■ **Your instructions**: From the listing below, extract every line containing "poltekpel".
###
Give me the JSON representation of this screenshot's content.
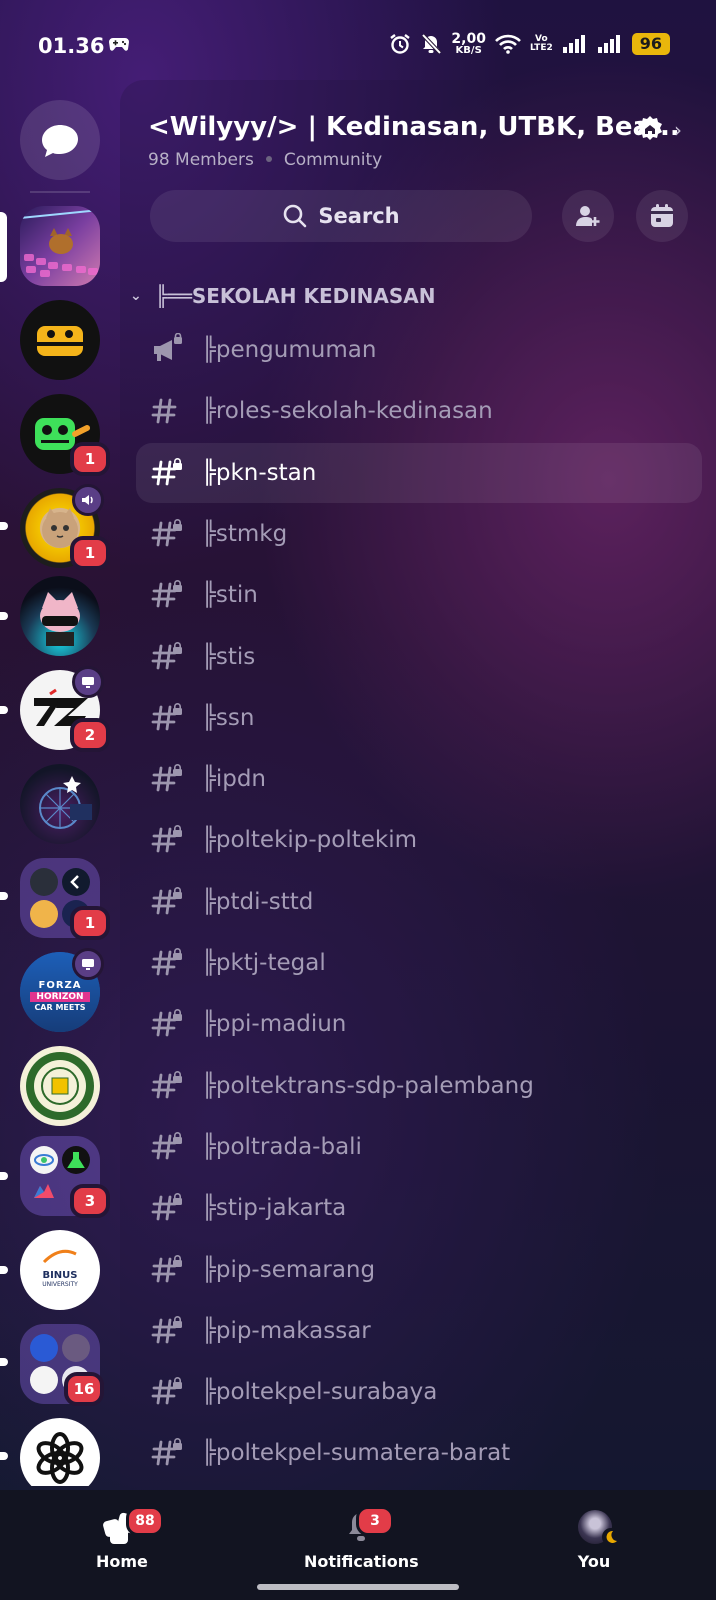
{
  "status_bar": {
    "time": "01.36",
    "speed_value": "2,00",
    "speed_unit": "KB/S",
    "network_label_top": "Vo",
    "network_label_bottom": "LTE2",
    "battery": "96",
    "icons": [
      "game-controller-icon",
      "alarm-icon",
      "mute-bell-icon",
      "wifi-icon",
      "signal-icon",
      "signal-icon"
    ]
  },
  "rail": {
    "items": [
      {
        "name": "direct-messages",
        "icon": "chat-bubble-icon"
      },
      {
        "name": "server-keyboard-cat",
        "selected": true
      },
      {
        "name": "server-yellow-bot"
      },
      {
        "name": "server-green-bot",
        "badge": "1"
      },
      {
        "name": "server-sunflower-cat",
        "badge": "1",
        "subicon": "speaker-icon"
      },
      {
        "name": "server-helmet-cat"
      },
      {
        "name": "server-7z-logo",
        "badge": "2",
        "subicon": "screen-share-icon"
      },
      {
        "name": "server-anime-art"
      },
      {
        "name": "server-folder-1",
        "badge": "1"
      },
      {
        "name": "server-forza-horizon",
        "subicon": "screen-share-icon"
      },
      {
        "name": "server-university-seal"
      },
      {
        "name": "server-folder-2",
        "badge": "3"
      },
      {
        "name": "server-binus-university"
      },
      {
        "name": "server-folder-3",
        "badge": "16"
      },
      {
        "name": "server-openai"
      }
    ],
    "forza_text": [
      "FORZA",
      "HORIZON",
      "CAR MEETS"
    ],
    "binus_text": [
      "BINUS",
      "UNIVERSITY"
    ]
  },
  "header": {
    "server_name": "<Wilyyy/> | Kedinasan, UTBK, Bea...",
    "members": "98 Members",
    "type": "Community",
    "search_label": "Search"
  },
  "category": {
    "name": "╠══SEKOLAH KEDINASAN"
  },
  "channels": [
    {
      "name": "╠pengumuman",
      "type": "announcement",
      "locked": true,
      "selected": false
    },
    {
      "name": "╠roles-sekolah-kedinasan",
      "type": "text",
      "locked": false,
      "selected": false
    },
    {
      "name": "╠pkn-stan",
      "type": "text",
      "locked": true,
      "selected": true
    },
    {
      "name": "╠stmkg",
      "type": "text",
      "locked": true,
      "selected": false
    },
    {
      "name": "╠stin",
      "type": "text",
      "locked": true,
      "selected": false
    },
    {
      "name": "╠stis",
      "type": "text",
      "locked": true,
      "selected": false
    },
    {
      "name": "╠ssn",
      "type": "text",
      "locked": true,
      "selected": false
    },
    {
      "name": "╠ipdn",
      "type": "text",
      "locked": true,
      "selected": false
    },
    {
      "name": "╠poltekip-poltekim",
      "type": "text",
      "locked": true,
      "selected": false
    },
    {
      "name": "╠ptdi-sttd",
      "type": "text",
      "locked": true,
      "selected": false
    },
    {
      "name": "╠pktj-tegal",
      "type": "text",
      "locked": true,
      "selected": false
    },
    {
      "name": "╠ppi-madiun",
      "type": "text",
      "locked": true,
      "selected": false
    },
    {
      "name": "╠poltektrans-sdp-palembang",
      "type": "text",
      "locked": true,
      "selected": false
    },
    {
      "name": "╠poltrada-bali",
      "type": "text",
      "locked": true,
      "selected": false
    },
    {
      "name": "╠stip-jakarta",
      "type": "text",
      "locked": true,
      "selected": false
    },
    {
      "name": "╠pip-semarang",
      "type": "text",
      "locked": true,
      "selected": false
    },
    {
      "name": "╠pip-makassar",
      "type": "text",
      "locked": true,
      "selected": false
    },
    {
      "name": "╠poltekpel-surabaya",
      "type": "text",
      "locked": true,
      "selected": false
    },
    {
      "name": "╠poltekpel-sumatera-barat",
      "type": "text",
      "locked": true,
      "selected": false
    }
  ],
  "bottom_nav": {
    "home_label": "Home",
    "home_badge": "88",
    "notifications_label": "Notifications",
    "notifications_badge": "3",
    "you_label": "You"
  },
  "colors": {
    "badge": "#e23c48",
    "battery": "#e9b60b",
    "muted_text": "#a49cb6",
    "nav_bg": "#121421"
  }
}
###
■ **Task answer**:
      "name": "╠poltekpel-surabaya",
      "name": "╠poltekpel-sumatera-barat",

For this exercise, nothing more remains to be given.